October is National Disability Employment Awareness Month, a time to recognize the contributions of persons with disabilities and celebrate recent advances in disability law.
Last week, President Bush signed into law the “ADA Amendments Act of 2008,” which expanded the definition of “disability” and clarified some issues that had restricted the application of the Americans With Disabilities Act. Disability is to be “construed broadly” and not subject to the extended scrutiny that had made discrimination claims a nightmare for many disabled employees. The bill’s sponsor, Representative Steny Hoyer (D) described the situation claimants faced: “An individual may be considered too disabled by an employer to get a job, but not disabled enough by the courts to be protected by the A.D.A. from discrimination.” (Source: New York Times)
With this change, the ADA has been fine tuned to clarify the original legislative intent and roll back a number of Supreme Court decisions that had restricted the definition of “disability” and “chipped away at the protections” of the law, according to Republican sponsor Representative F. James Sensenbrenner Jr.
The new law changes the standard an employee has to meet from “an impairment that prevents or severely restricts the individual from doing activities that are of central importance to most people’s daily lives.” (Toyota v. Williams, 2002) to “materially restricts….major life activities includ[ing], but…not limited to, caring for oneself, performing manual tasks, seeing, hearing, eating, sleeping, walking, standing, lifting, bending, speaking, breathing, learning, reading, concentrating, thinking, communicating and working.”

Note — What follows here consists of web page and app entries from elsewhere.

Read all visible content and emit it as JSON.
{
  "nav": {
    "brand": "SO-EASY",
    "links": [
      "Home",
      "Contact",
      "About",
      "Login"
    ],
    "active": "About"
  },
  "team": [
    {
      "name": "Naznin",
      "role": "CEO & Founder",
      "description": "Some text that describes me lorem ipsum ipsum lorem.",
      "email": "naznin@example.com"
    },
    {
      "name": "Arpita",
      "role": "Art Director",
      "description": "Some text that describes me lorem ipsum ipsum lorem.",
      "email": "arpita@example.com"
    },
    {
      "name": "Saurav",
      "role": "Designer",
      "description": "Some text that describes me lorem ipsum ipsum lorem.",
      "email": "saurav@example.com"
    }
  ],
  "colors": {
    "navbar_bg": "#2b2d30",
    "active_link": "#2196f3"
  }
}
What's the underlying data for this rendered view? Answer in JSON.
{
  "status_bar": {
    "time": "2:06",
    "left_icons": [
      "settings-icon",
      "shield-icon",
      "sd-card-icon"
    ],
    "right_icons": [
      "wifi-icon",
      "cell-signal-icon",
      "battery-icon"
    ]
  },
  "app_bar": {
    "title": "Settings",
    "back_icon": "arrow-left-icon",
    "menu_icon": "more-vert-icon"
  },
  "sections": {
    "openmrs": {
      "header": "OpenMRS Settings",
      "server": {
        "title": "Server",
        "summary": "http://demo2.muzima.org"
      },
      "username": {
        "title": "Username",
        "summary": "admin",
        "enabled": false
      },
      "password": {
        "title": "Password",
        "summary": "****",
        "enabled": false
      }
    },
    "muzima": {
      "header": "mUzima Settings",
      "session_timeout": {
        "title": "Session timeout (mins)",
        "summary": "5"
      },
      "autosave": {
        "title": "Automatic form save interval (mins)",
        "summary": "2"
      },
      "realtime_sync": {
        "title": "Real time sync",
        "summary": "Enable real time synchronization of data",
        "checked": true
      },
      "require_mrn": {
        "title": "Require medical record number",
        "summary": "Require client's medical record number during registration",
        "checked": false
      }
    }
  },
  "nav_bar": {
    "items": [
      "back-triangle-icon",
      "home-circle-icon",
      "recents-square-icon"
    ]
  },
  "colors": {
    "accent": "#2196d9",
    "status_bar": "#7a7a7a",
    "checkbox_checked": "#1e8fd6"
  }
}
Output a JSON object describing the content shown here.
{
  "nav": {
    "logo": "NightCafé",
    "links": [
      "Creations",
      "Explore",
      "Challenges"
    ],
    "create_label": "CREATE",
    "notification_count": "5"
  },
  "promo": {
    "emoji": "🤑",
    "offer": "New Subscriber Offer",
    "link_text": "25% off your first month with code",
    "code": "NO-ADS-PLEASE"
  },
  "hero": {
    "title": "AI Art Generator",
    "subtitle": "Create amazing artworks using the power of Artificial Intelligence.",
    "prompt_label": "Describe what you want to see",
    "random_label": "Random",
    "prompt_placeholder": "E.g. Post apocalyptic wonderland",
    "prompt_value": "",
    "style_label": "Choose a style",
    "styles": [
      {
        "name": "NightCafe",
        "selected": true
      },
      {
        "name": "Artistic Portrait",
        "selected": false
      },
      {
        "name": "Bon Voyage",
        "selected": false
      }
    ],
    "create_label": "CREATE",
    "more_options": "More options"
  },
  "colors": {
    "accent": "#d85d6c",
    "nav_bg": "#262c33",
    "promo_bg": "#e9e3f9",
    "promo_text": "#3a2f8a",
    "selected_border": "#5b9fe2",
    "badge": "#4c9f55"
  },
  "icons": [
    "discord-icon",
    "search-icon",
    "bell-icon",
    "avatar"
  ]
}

Sounds like a minor thing? That change from “severely restricts” to “materially restricts” could trigger legal protections for thousands of workers who faced an uphill battle under the old interpretation of the law.
For more information about the ADA:
ADA Library, Job Accommodations Network
Enforcement Guidance, Reasonable Accommodations (EEOC)
How to File a Discrimination Charge Under the ADA
*Image by Pablo Fausto
Filed Under: Employers